Lines holding the string "社保费管理客户端初始密码查询": copy each one from the listing below.

--------------------------------------------------

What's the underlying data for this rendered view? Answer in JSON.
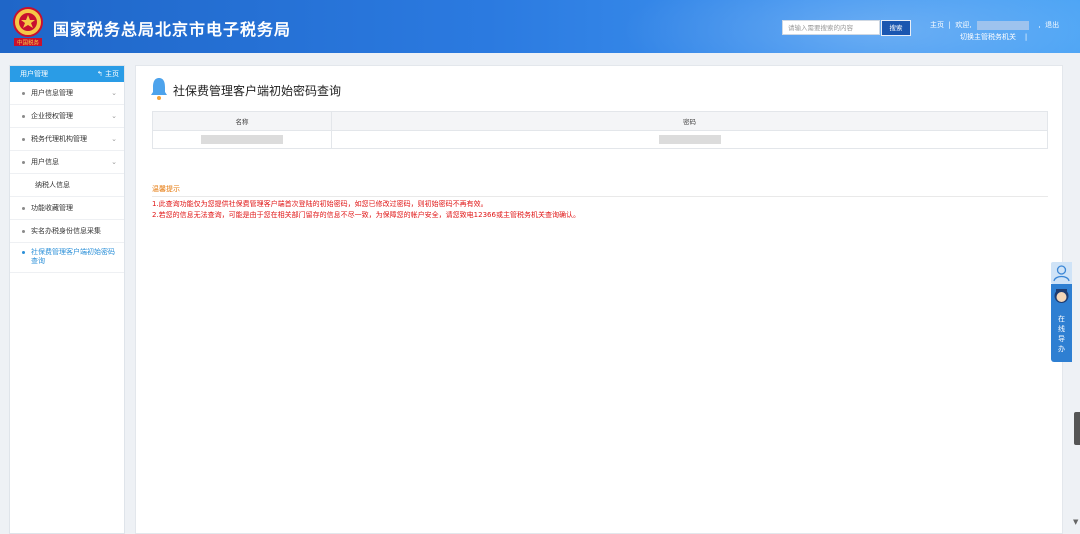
{
  "header": {
    "site_title": "国家税务总局北京市电子税务局",
    "emblem_text": "中国税务",
    "search_placeholder": "请输入需要搜索的内容",
    "search_button": "搜索",
    "home_link": "主页",
    "welcome": "欢迎,",
    "logout": "退出",
    "switch_authority": "切换主管税务机关"
  },
  "sidebar": {
    "header_label": "用户管理",
    "home_link": "主页",
    "items": [
      {
        "label": "用户信息管理",
        "expandable": true
      },
      {
        "label": "企业授权管理",
        "expandable": true
      },
      {
        "label": "税务代理机构管理",
        "expandable": true
      },
      {
        "label": "用户信息",
        "expandable": true
      },
      {
        "label": "纳税人信息",
        "sub": true
      },
      {
        "label": "功能收藏管理"
      },
      {
        "label": "实名办税身份信息采集"
      },
      {
        "label": "社保费管理客户端初始密码查询",
        "active": true
      }
    ]
  },
  "main": {
    "page_title": "社保费管理客户端初始密码查询",
    "table": {
      "headers": [
        "名称",
        "密码"
      ]
    },
    "tips": {
      "title": "温馨提示",
      "lines": [
        "1.此查询功能仅为您提供社保费管理客户端首次登陆的初始密码，如您已修改过密码，则初始密码不再有效。",
        "2.若您的信息无法查询，可能是由于您在相关部门留存的信息不尽一致，为保障您的帐户安全，请您致电12366或主管税务机关查询确认。"
      ]
    }
  },
  "float_widget": {
    "label_chars": [
      "在",
      "线",
      "导",
      "办"
    ]
  },
  "colors": {
    "header_blue": "#2b7ae0",
    "sidebar_head": "#2a9ce6",
    "tip_title": "#e6780a",
    "tip_text": "#e01414",
    "active_item": "#2a8fd8"
  }
}
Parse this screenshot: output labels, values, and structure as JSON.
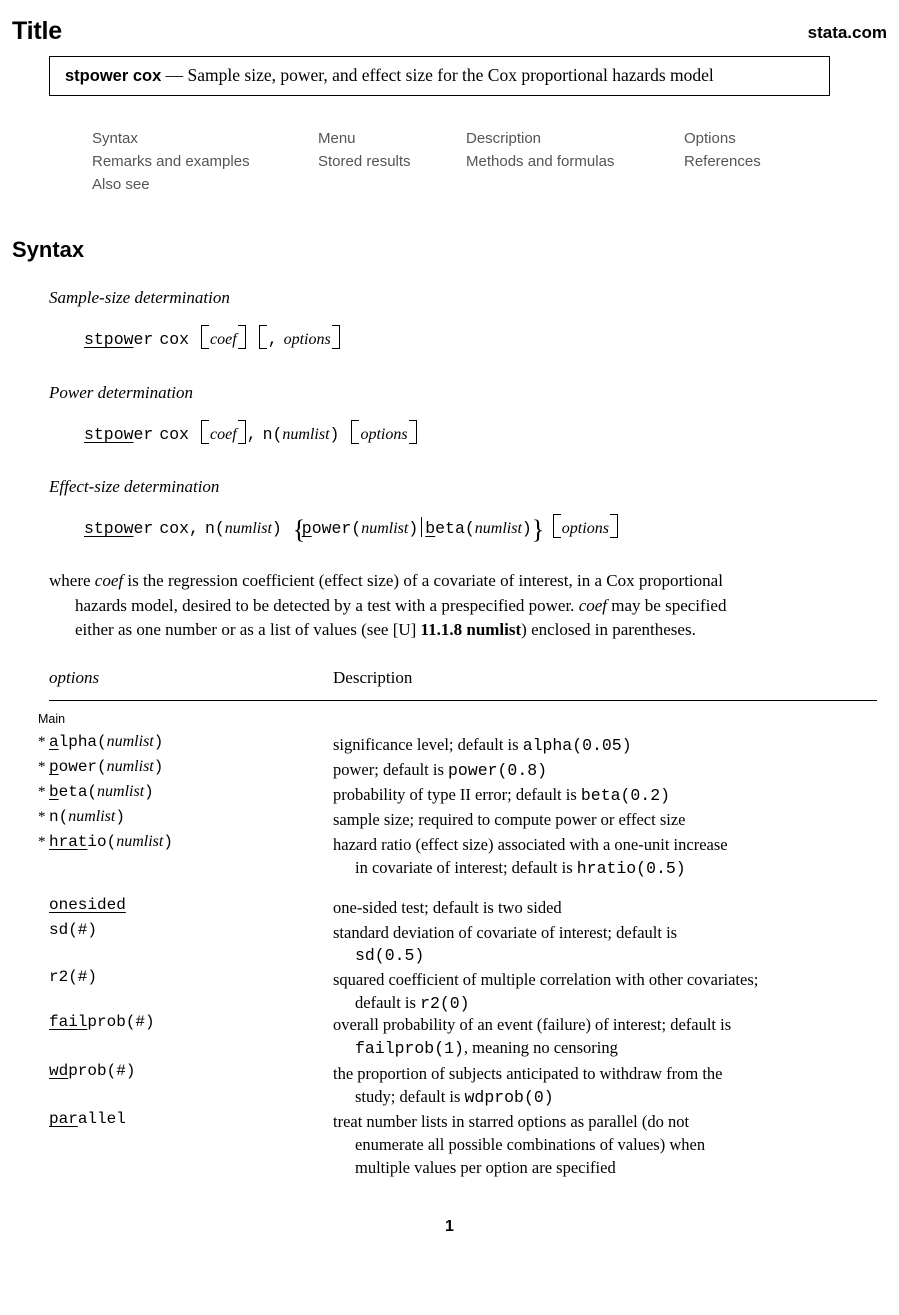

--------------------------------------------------

Answer box:
        "label": "社保费管理客户端初始密码查询",
    "page_title": "社保费管理客户端初始密码查询",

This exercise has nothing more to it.